Activity =>
Once the pictures are removed, return each record below exactly as written.

App and web page records =>
------------------------------------------------------------------------
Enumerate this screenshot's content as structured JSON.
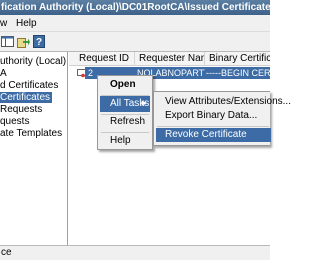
{
  "window": {
    "title": "fication Authority (Local)\\DC01RootCA\\Issued Certificates]"
  },
  "menu": {
    "items": [
      "w",
      "Help"
    ]
  },
  "toolbar": {
    "icons": [
      "pane-icon",
      "export-icon",
      "help-icon"
    ]
  },
  "tree": {
    "items": [
      {
        "label": "uthority (Local)",
        "selected": false
      },
      {
        "label": "A",
        "selected": false
      },
      {
        "label": "d Certificates",
        "selected": false
      },
      {
        "label": "Certificates",
        "selected": true
      },
      {
        "label": "Requests",
        "selected": false
      },
      {
        "label": "quests",
        "selected": false
      },
      {
        "label": "ate Templates",
        "selected": false
      }
    ]
  },
  "list": {
    "columns": [
      "Request ID",
      "Requester Name",
      "Binary Certificate"
    ],
    "rows": [
      {
        "request_id": "2",
        "requester": "NOLABNOPARTY...",
        "binary": "-----BEGIN CERTI..."
      }
    ]
  },
  "context_menu": {
    "items": [
      {
        "label": "Open",
        "bold": true,
        "highlighted": false,
        "submenu": false
      },
      {
        "label": "All Tasks",
        "bold": false,
        "highlighted": true,
        "submenu": true
      },
      {
        "label": "Refresh",
        "bold": false,
        "highlighted": false,
        "submenu": false
      },
      {
        "label": "Help",
        "bold": false,
        "highlighted": false,
        "submenu": false
      }
    ]
  },
  "submenu": {
    "items": [
      {
        "label": "View Attributes/Extensions...",
        "highlighted": false
      },
      {
        "label": "Export Binary Data...",
        "highlighted": false
      },
      {
        "label": "Revoke Certificate",
        "highlighted": true
      }
    ]
  },
  "status": {
    "text": "ce"
  },
  "colors": {
    "highlight": "#3c6ba5",
    "titlebar": "#4a6f97"
  }
}
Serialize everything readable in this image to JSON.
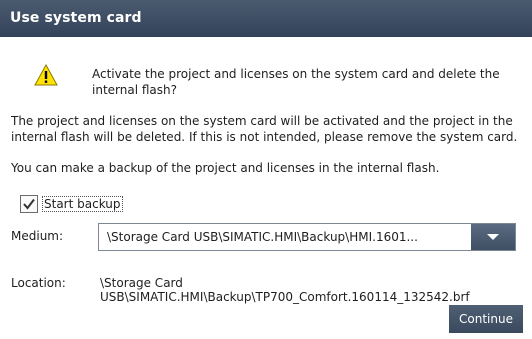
{
  "dialog": {
    "title": "Use system card"
  },
  "message": {
    "main": "Activate the project and licenses on the system card and delete the internal flash?",
    "info": "The project and licenses on the system card will be activated and the project in the internal flash will be deleted. If this is not intended, please remove the system card.",
    "backup": "You can make a backup of the project and licenses in the internal flash."
  },
  "backup_option": {
    "label": "Start backup",
    "checked": true
  },
  "medium": {
    "label": "Medium:",
    "value": "\\Storage Card USB\\SIMATIC.HMI\\Backup\\HMI.1601..."
  },
  "location": {
    "label": "Location:",
    "value": "\\Storage Card USB\\SIMATIC.HMI\\Backup\\TP700_Comfort.160114_132542.brf"
  },
  "actions": {
    "continue_label": "Continue"
  },
  "icons": {
    "warning": "warning-icon",
    "checkmark": "checkmark-icon",
    "dropdown": "chevron-down-icon"
  },
  "colors": {
    "titlebar": "#3c4b60",
    "button": "#45556a",
    "warning_fill": "#ffe200"
  }
}
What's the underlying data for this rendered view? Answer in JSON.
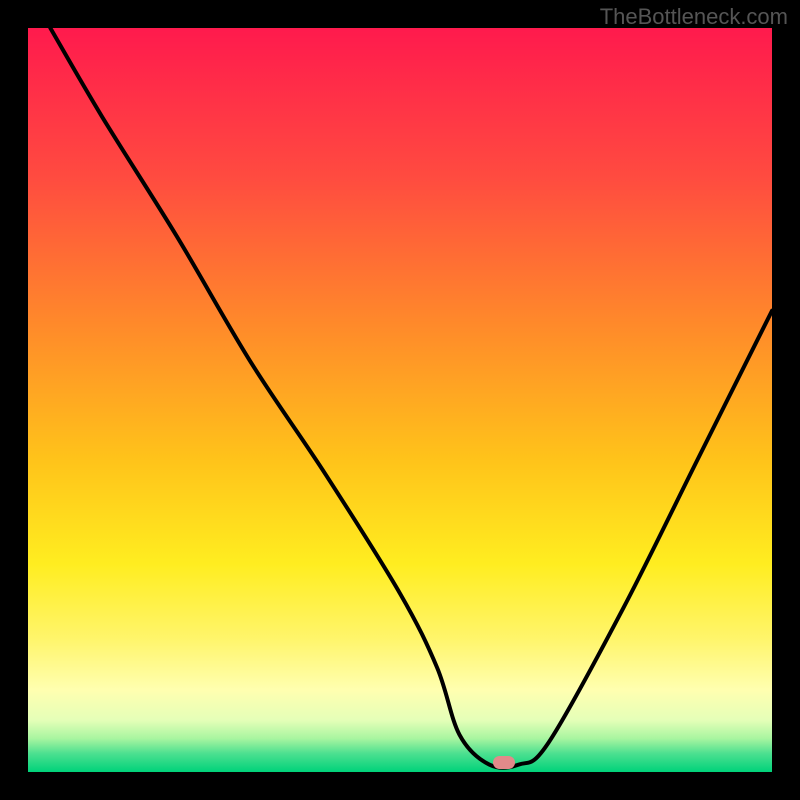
{
  "watermark": "TheBottleneck.com",
  "chart_data": {
    "type": "line",
    "title": "",
    "xlabel": "",
    "ylabel": "",
    "xlim": [
      0,
      100
    ],
    "ylim": [
      0,
      100
    ],
    "grid": false,
    "legend": false,
    "series": [
      {
        "name": "bottleneck-curve",
        "x": [
          3,
          10,
          20,
          30,
          40,
          50,
          55,
          58,
          62,
          66,
          70,
          80,
          90,
          100
        ],
        "y": [
          100,
          88,
          72,
          55,
          40,
          24,
          14,
          5,
          1,
          1,
          4,
          22,
          42,
          62
        ]
      }
    ],
    "marker": {
      "x": 64,
      "y": 1
    },
    "background_gradient": {
      "stops": [
        {
          "pos": 0.0,
          "color": "#ff1a4d"
        },
        {
          "pos": 0.2,
          "color": "#ff4b40"
        },
        {
          "pos": 0.4,
          "color": "#ff8a2a"
        },
        {
          "pos": 0.58,
          "color": "#ffc31a"
        },
        {
          "pos": 0.72,
          "color": "#ffed20"
        },
        {
          "pos": 0.82,
          "color": "#fff56a"
        },
        {
          "pos": 0.89,
          "color": "#ffffb0"
        },
        {
          "pos": 0.93,
          "color": "#e5ffb8"
        },
        {
          "pos": 0.955,
          "color": "#a8f5a0"
        },
        {
          "pos": 0.975,
          "color": "#4de090"
        },
        {
          "pos": 1.0,
          "color": "#00d27a"
        }
      ]
    }
  }
}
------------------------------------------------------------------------
Answer box =>
Enumerate this screenshot's content as structured JSON.
{
  "window": {
    "title": "fication Authority (Local)\\DC01RootCA\\Issued Certificates]"
  },
  "menu": {
    "items": [
      "w",
      "Help"
    ]
  },
  "toolbar": {
    "icons": [
      "pane-icon",
      "export-icon",
      "help-icon"
    ]
  },
  "tree": {
    "items": [
      {
        "label": "uthority (Local)",
        "selected": false
      },
      {
        "label": "A",
        "selected": false
      },
      {
        "label": "d Certificates",
        "selected": false
      },
      {
        "label": "Certificates",
        "selected": true
      },
      {
        "label": "Requests",
        "selected": false
      },
      {
        "label": "quests",
        "selected": false
      },
      {
        "label": "ate Templates",
        "selected": false
      }
    ]
  },
  "list": {
    "columns": [
      "Request ID",
      "Requester Name",
      "Binary Certificate"
    ],
    "rows": [
      {
        "request_id": "2",
        "requester": "NOLABNOPARTY...",
        "binary": "-----BEGIN CERTI..."
      }
    ]
  },
  "context_menu": {
    "items": [
      {
        "label": "Open",
        "bold": true,
        "highlighted": false,
        "submenu": false
      },
      {
        "label": "All Tasks",
        "bold": false,
        "highlighted": true,
        "submenu": true
      },
      {
        "label": "Refresh",
        "bold": false,
        "highlighted": false,
        "submenu": false
      },
      {
        "label": "Help",
        "bold": false,
        "highlighted": false,
        "submenu": false
      }
    ]
  },
  "submenu": {
    "items": [
      {
        "label": "View Attributes/Extensions...",
        "highlighted": false
      },
      {
        "label": "Export Binary Data...",
        "highlighted": false
      },
      {
        "label": "Revoke Certificate",
        "highlighted": true
      }
    ]
  },
  "status": {
    "text": "ce"
  },
  "colors": {
    "highlight": "#3c6ba5",
    "titlebar": "#4a6f97"
  }
}
Serialize everything readable in this image to JSON.
{
  "dialog": {
    "title": "Use system card"
  },
  "message": {
    "main": "Activate the project and licenses on the system card and delete the internal flash?",
    "info": "The project and licenses on the system card will be activated and the project in the internal flash will be deleted. If this is not intended, please remove the system card.",
    "backup": "You can make a backup of the project and licenses in the internal flash."
  },
  "backup_option": {
    "label": "Start backup",
    "checked": true
  },
  "medium": {
    "label": "Medium:",
    "value": "\\Storage Card USB\\SIMATIC.HMI\\Backup\\HMI.1601..."
  },
  "location": {
    "label": "Location:",
    "value": "\\Storage Card USB\\SIMATIC.HMI\\Backup\\TP700_Comfort.160114_132542.brf"
  },
  "actions": {
    "continue_label": "Continue"
  },
  "icons": {
    "warning": "warning-icon",
    "checkmark": "checkmark-icon",
    "dropdown": "chevron-down-icon"
  },
  "colors": {
    "titlebar": "#3c4b60",
    "button": "#45556a",
    "warning_fill": "#ffe200"
  }
}
What's the underlying data for this rendered view? Answer in JSON.
{
  "watermark": "TheBottleneck.com",
  "chart_data": {
    "type": "line",
    "title": "",
    "xlabel": "",
    "ylabel": "",
    "xlim": [
      0,
      100
    ],
    "ylim": [
      0,
      100
    ],
    "grid": false,
    "legend": false,
    "series": [
      {
        "name": "bottleneck-curve",
        "x": [
          3,
          10,
          20,
          30,
          40,
          50,
          55,
          58,
          62,
          66,
          70,
          80,
          90,
          100
        ],
        "y": [
          100,
          88,
          72,
          55,
          40,
          24,
          14,
          5,
          1,
          1,
          4,
          22,
          42,
          62
        ]
      }
    ],
    "marker": {
      "x": 64,
      "y": 1
    },
    "background_gradient": {
      "stops": [
        {
          "pos": 0.0,
          "color": "#ff1a4d"
        },
        {
          "pos": 0.2,
          "color": "#ff4b40"
        },
        {
          "pos": 0.4,
          "color": "#ff8a2a"
        },
        {
          "pos": 0.58,
          "color": "#ffc31a"
        },
        {
          "pos": 0.72,
          "color": "#ffed20"
        },
        {
          "pos": 0.82,
          "color": "#fff56a"
        },
        {
          "pos": 0.89,
          "color": "#ffffb0"
        },
        {
          "pos": 0.93,
          "color": "#e5ffb8"
        },
        {
          "pos": 0.955,
          "color": "#a8f5a0"
        },
        {
          "pos": 0.975,
          "color": "#4de090"
        },
        {
          "pos": 1.0,
          "color": "#00d27a"
        }
      ]
    }
  }
}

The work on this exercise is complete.